To take advantage of lifetime charitable tax deductions, a couple may decide to give a personal residence to a favorite charity while retaining the right to live in the home throughout the rest of one or both of their lives or for a period of years. The gift is made by a deed to the charity along with an accompanying agreement between the charity and the life tenants regarding rights and responsibilities of each.
This type of gift can be particularly advantageous if the house has appreciated; you can take a charitable deduction based on the appreciated value without ever having to pay tax on the appreciation. Your deduction will be reduced, however, by the value you and your partner retain by living in the house for your lifetimes.

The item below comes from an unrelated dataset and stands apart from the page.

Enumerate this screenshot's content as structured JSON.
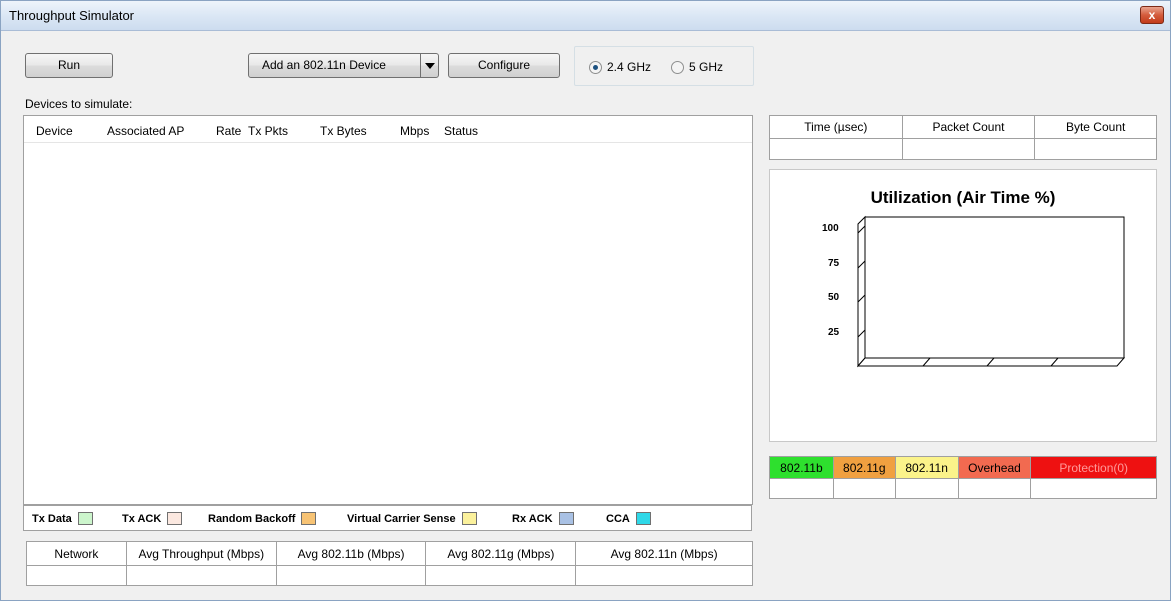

Gifts of retained life estates can be made during your lifetime or after your death for the benefit of a partner or another individual, thereby reducing your estate while providing a home for your surviving partner. However, you should not make such a gift if you want to retain the house for future generations or if there is a mortgage on the home.

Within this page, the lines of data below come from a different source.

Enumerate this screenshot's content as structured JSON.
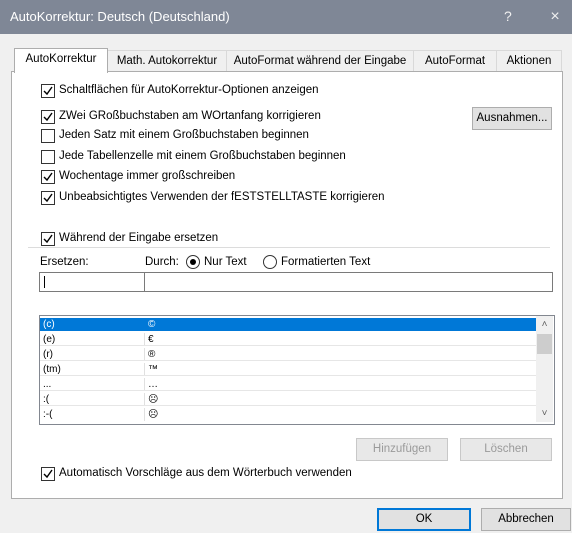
{
  "window": {
    "title": "AutoKorrektur: Deutsch (Deutschland)",
    "help": "?",
    "close": "×"
  },
  "tabs": [
    {
      "label": "AutoKorrektur"
    },
    {
      "label": "Math. Autokorrektur"
    },
    {
      "label": "AutoFormat während der Eingabe"
    },
    {
      "label": "AutoFormat"
    },
    {
      "label": "Aktionen"
    }
  ],
  "options": {
    "show_buttons": "Schaltflächen für AutoKorrektur-Optionen anzeigen",
    "two_caps": "ZWei GRoßbuchstaben am WOrtanfang korrigieren",
    "sentence_cap": "Jeden Satz mit einem Großbuchstaben beginnen",
    "table_cap": "Jede Tabellenzelle mit einem Großbuchstaben beginnen",
    "weekdays": "Wochentage immer großschreiben",
    "capslock": "Unbeabsichtigtes Verwenden der fESTSTELLTASTE korrigieren",
    "exceptions_button": "Ausnahmen..."
  },
  "replace": {
    "group_label": "Während der Eingabe ersetzen",
    "replace_label": "Ersetzen:",
    "with_label": "Durch:",
    "plain_text": "Nur Text",
    "formatted_text": "Formatierten Text",
    "replace_value": "",
    "with_value": ""
  },
  "entries": [
    {
      "from": "(c)",
      "to": "©"
    },
    {
      "from": "(e)",
      "to": "€"
    },
    {
      "from": "(r)",
      "to": "®"
    },
    {
      "from": "(tm)",
      "to": "™"
    },
    {
      "from": "...",
      "to": "…"
    },
    {
      "from": ":(",
      "to": "☹"
    },
    {
      "from": ":-(",
      "to": "☹"
    }
  ],
  "list_buttons": {
    "add": "Hinzufügen",
    "delete": "Löschen"
  },
  "dictionary_suggestions": "Automatisch Vorschläge aus dem Wörterbuch verwenden",
  "footer": {
    "ok": "OK",
    "cancel": "Abbrechen"
  }
}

Example: Angus and Beth have lived together as partners for 20 years, though they have chosen not to marry. Angus originally bought the home they currently occupy and has owned it outright for more than 25 years. During that time, it has appreciated greatly and is now his largest asset. He has often talked about wanting to donate it to support engineering programs at Duke. Beth understands Angus’ interest but wants assurance that she can continue living in their home if she survives him. To accomplish their mutual goals of preserving Beth’s home and fulfilling Angus’ philanthropic goals, Angus has given Duke the interest in their home while retaining a life estate—the right to remain there throughout his and Beth’s lifetimes. After both Angus and Beth pass away, Duke will sell the home and use the proceeds to fund the engineering programs Angus has chosen to support.